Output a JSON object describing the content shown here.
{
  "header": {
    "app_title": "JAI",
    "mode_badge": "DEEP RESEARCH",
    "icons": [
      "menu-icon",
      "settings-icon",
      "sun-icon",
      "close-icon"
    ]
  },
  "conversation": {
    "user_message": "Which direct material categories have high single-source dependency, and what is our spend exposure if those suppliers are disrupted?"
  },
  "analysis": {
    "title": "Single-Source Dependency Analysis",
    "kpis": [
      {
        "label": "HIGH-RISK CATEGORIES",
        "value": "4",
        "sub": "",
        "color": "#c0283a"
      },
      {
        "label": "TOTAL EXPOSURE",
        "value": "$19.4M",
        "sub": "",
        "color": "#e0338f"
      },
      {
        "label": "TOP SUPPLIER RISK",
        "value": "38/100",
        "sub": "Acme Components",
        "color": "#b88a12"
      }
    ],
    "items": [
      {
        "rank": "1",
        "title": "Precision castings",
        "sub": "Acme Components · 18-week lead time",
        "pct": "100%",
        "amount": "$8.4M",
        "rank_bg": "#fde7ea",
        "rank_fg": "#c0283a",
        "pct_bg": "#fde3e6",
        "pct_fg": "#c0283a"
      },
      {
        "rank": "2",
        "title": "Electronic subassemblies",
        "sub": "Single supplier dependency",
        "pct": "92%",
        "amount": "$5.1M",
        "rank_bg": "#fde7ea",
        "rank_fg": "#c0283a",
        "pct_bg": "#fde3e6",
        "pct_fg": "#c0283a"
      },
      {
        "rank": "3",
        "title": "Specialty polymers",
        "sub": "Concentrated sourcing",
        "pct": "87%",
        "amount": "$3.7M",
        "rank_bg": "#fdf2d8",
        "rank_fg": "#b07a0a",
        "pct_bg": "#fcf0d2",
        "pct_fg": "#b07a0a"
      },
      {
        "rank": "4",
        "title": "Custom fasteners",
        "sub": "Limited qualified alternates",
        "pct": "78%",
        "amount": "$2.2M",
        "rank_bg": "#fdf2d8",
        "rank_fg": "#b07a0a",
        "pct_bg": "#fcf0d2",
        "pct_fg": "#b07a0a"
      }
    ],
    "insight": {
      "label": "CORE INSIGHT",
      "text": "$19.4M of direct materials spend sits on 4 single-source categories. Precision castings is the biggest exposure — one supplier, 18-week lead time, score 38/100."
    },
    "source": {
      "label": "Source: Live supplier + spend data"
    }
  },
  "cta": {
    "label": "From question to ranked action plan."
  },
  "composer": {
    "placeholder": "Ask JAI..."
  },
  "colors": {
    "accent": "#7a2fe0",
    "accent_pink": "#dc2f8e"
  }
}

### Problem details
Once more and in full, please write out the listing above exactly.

### Solved problem
Output a JSON object describing the content shown here.
{
  "header": {
    "app_title": "JAI",
    "mode_badge": "DEEP RESEARCH",
    "icons": [
      "menu-icon",
      "settings-icon",
      "sun-icon",
      "close-icon"
    ]
  },
  "conversation": {
    "user_message": "Which direct material categories have high single-source dependency, and what is our spend exposure if those suppliers are disrupted?"
  },
  "analysis": {
    "title": "Single-Source Dependency Analysis",
    "kpis": [
      {
        "label": "HIGH-RISK CATEGORIES",
        "value": "4",
        "sub": "",
        "color": "#c0283a"
      },
      {
        "label": "TOTAL EXPOSURE",
        "value": "$19.4M",
        "sub": "",
        "color": "#e0338f"
      },
      {
        "label": "TOP SUPPLIER RISK",
        "value": "38/100",
        "sub": "Acme Components",
        "color": "#b88a12"
      }
    ],
    "items": [
      {
        "rank": "1",
        "title": "Precision castings",
        "sub": "Acme Components · 18-week lead time",
        "pct": "100%",
        "amount": "$8.4M",
        "rank_bg": "#fde7ea",
        "rank_fg": "#c0283a",
        "pct_bg": "#fde3e6",
        "pct_fg": "#c0283a"
      },
      {
        "rank": "2",
        "title": "Electronic subassemblies",
        "sub": "Single supplier dependency",
        "pct": "92%",
        "amount": "$5.1M",
        "rank_bg": "#fde7ea",
        "rank_fg": "#c0283a",
        "pct_bg": "#fde3e6",
        "pct_fg": "#c0283a"
      },
      {
        "rank": "3",
        "title": "Specialty polymers",
        "sub": "Concentrated sourcing",
        "pct": "87%",
        "amount": "$3.7M",
        "rank_bg": "#fdf2d8",
        "rank_fg": "#b07a0a",
        "pct_bg": "#fcf0d2",
        "pct_fg": "#b07a0a"
      },
      {
        "rank": "4",
        "title": "Custom fasteners",
        "sub": "Limited qualified alternates",
        "pct": "78%",
        "amount": "$2.2M",
        "rank_bg": "#fdf2d8",
        "rank_fg": "#b07a0a",
        "pct_bg": "#fcf0d2",
        "pct_fg": "#b07a0a"
      }
    ],
    "insight": {
      "label": "CORE INSIGHT",
      "text": "$19.4M of direct materials spend sits on 4 single-source categories. Precision castings is the biggest exposure — one supplier, 18-week lead time, score 38/100."
    },
    "source": {
      "label": "Source: Live supplier + spend data"
    }
  },
  "cta": {
    "label": "From question to ranked action plan."
  },
  "composer": {
    "placeholder": "Ask JAI..."
  },
  "colors": {
    "accent": "#7a2fe0",
    "accent_pink": "#dc2f8e"
  }
}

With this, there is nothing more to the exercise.